Earlier this month you may have heard about so-called ‘managed anorexia’, as espoused by former Big Brother contestant Kenneth Tong. Anorexia has the highest mortality rate of any mental illness. ‘Managed’ anorexia is thus a deadly contradiction – like dipping your toe into a whirlpool or being slightly pregnant. However, according to Tong, if you’re bigger than size zero, then you’re fat. Instead he has used his twitter feed to suggest that followers ‘get thin or die trying’. Wonderfully, however he has also developed a unique aid to starvation in the form of ‘size-zero pills’. Well, who would have thought it? And plucked no doubt from the same orifice as his theories. But I digress..
Following a storm of protest, Tong has since argued that the campaign was a hoax to raise his profile. Hopefully he and his pills will now return to the obscurity they deserve. What’s more interesting are the questions this debate has raised around the promotion of anorexia and related issues of free speech. As one journalist has commented,
If [the] tweets risk encouraging anorexia and causing harm, this should be addressed. By exercising his “liberty” to say whatever he likes, he risks infringing the liberties of others who read his words – those with a mental illness who have no control over the effect his words might have on their minds.

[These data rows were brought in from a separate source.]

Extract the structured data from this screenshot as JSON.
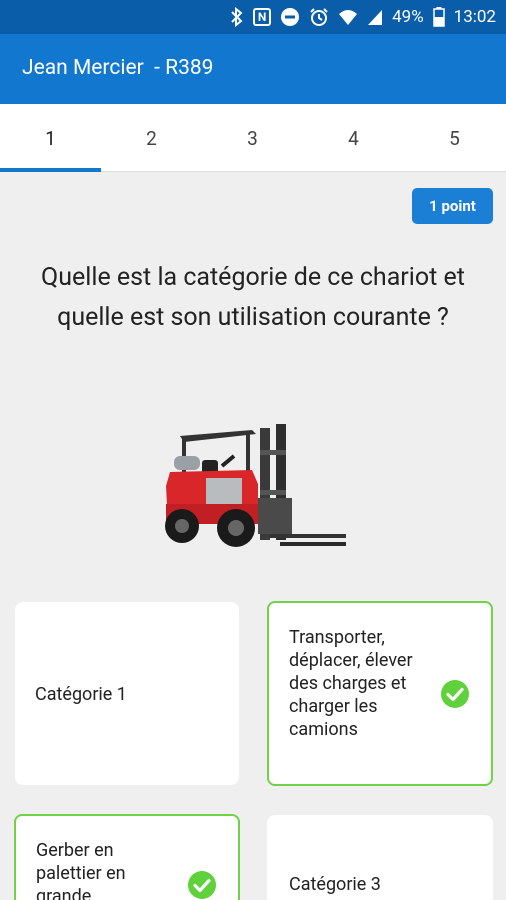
{
  "status_bar": {
    "battery_text": "49%",
    "time": "13:02",
    "nfc_label": "N",
    "icons": [
      "bluetooth-icon",
      "nfc-icon",
      "do-not-disturb-icon",
      "alarm-icon",
      "wifi-icon",
      "signal-icon",
      "battery-icon"
    ]
  },
  "app_bar": {
    "title": "Jean Mercier  - R389"
  },
  "tabs": [
    "1",
    "2",
    "3",
    "4",
    "5"
  ],
  "question": {
    "points_badge": "1 point",
    "text": "Quelle est la catégorie de ce chariot et quelle est son utilisation courante ?",
    "image": "forklift-image"
  },
  "answers": [
    {
      "text": "Catégorie 1",
      "selected": false
    },
    {
      "text": "Transporter, déplacer, élever des charges et charger les camions",
      "selected": true
    },
    {
      "text": "Gerber en palettier en grande",
      "selected": true
    },
    {
      "text": "Catégorie 3",
      "selected": false
    }
  ],
  "colors": {
    "status_bar": "#0a5da8",
    "app_bar": "#1177cf",
    "badge": "#1b7fd6",
    "correct_border": "#72d14a",
    "check": "#5fd13a"
  }
}
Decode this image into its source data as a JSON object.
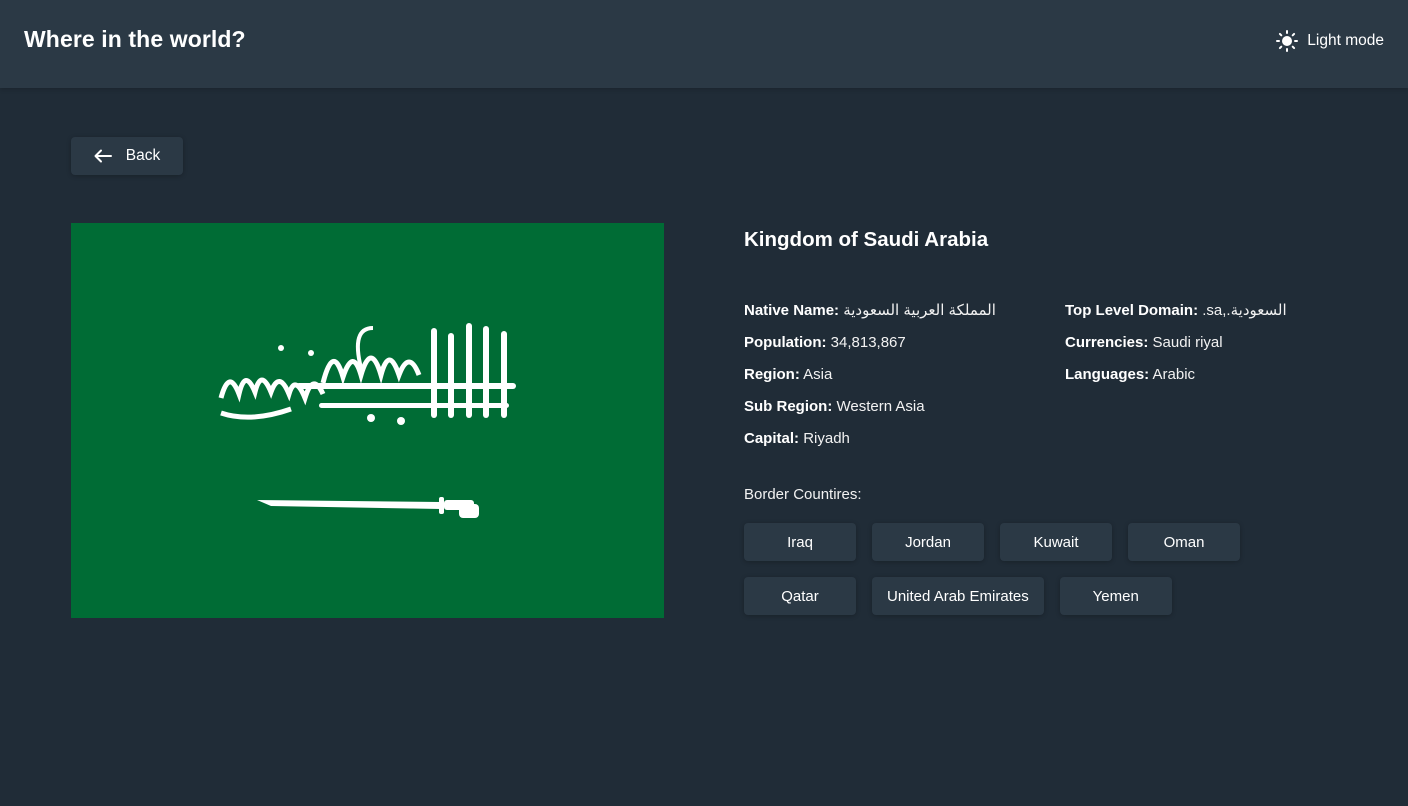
{
  "header": {
    "title": "Where in the world?",
    "theme_toggle": {
      "label": "Light mode",
      "icon": "sun-icon"
    }
  },
  "back_button": {
    "label": "Back",
    "icon": "arrow-left-icon"
  },
  "flag": {
    "colors": {
      "field": "#006c35",
      "emblem": "#ffffff"
    },
    "alt": "Saudi Arabia flag"
  },
  "country": {
    "name": "Kingdom of Saudi Arabia",
    "details_left": [
      {
        "key": "Native Name:",
        "value": "المملكة العربية السعودية"
      },
      {
        "key": "Population:",
        "value": "34,813,867"
      },
      {
        "key": "Region:",
        "value": "Asia"
      },
      {
        "key": "Sub Region:",
        "value": "Western Asia"
      },
      {
        "key": "Capital:",
        "value": "Riyadh"
      }
    ],
    "details_right": [
      {
        "key": "Top Level Domain:",
        "value": ".sa,.السعودية"
      },
      {
        "key": "Currencies:",
        "value": "Saudi riyal"
      },
      {
        "key": "Languages:",
        "value": "Arabic"
      }
    ],
    "border_label": "Border Countires:",
    "border_countries": [
      "Iraq",
      "Jordan",
      "Kuwait",
      "Oman",
      "Qatar",
      "United Arab Emirates",
      "Yemen"
    ]
  },
  "colors": {
    "background": "#202c37",
    "elements": "#2b3945",
    "text": "#ffffff"
  }
}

In a fascinating article in the New Statesman, David Green reminds us that free speech is not enshrined in law as an absolute right – particularly when such words can cause damage that goes against the wider public interest. He asks if the “managed anorexia” campaign is the health equivalent of a bomb hoax, which would be rightly prosecuted under the Criminal Law Act (1977)? Or is it instead a ‘speech act that deserves legal protection?’
Here’s another case, this time centered around the classroom. In August 2010, a federal judge ordered the Pittsburg Public Schools to pay $55,000 to settle a lawsuit filed by a mother who claimed that her daughter was bullied into anorexia. The girl was bullied in sixth and seventh grades and was the target of sexually degrading comments which suggested that she was fat and ugly. As a result she stopped eating lunch and went on to develop anorexia, for which she was later hospitalised. Her mother successfully sued the school.
What are we to make of these situations?
Bullying is totally unacceptable. Words alone can cause tremendous psychological damage and such abuse is something we all need to challenge and confront. In particular, we have a responsibility to protect those weaker than ourselves, to fight for them with all our resources. But how are we to do so? Is it for example, by setting a legal precedent where schools can be held responsible for mental illness? And if we do legislate in this area, then where do we draw the line? Do we shut down pro-ana websites? How about fashion magazines? And what do we make of underweight models – victims or perpetrators?
If our culture enshrines the values that promote eating disorders – is such legislation even possible, let alone desirable?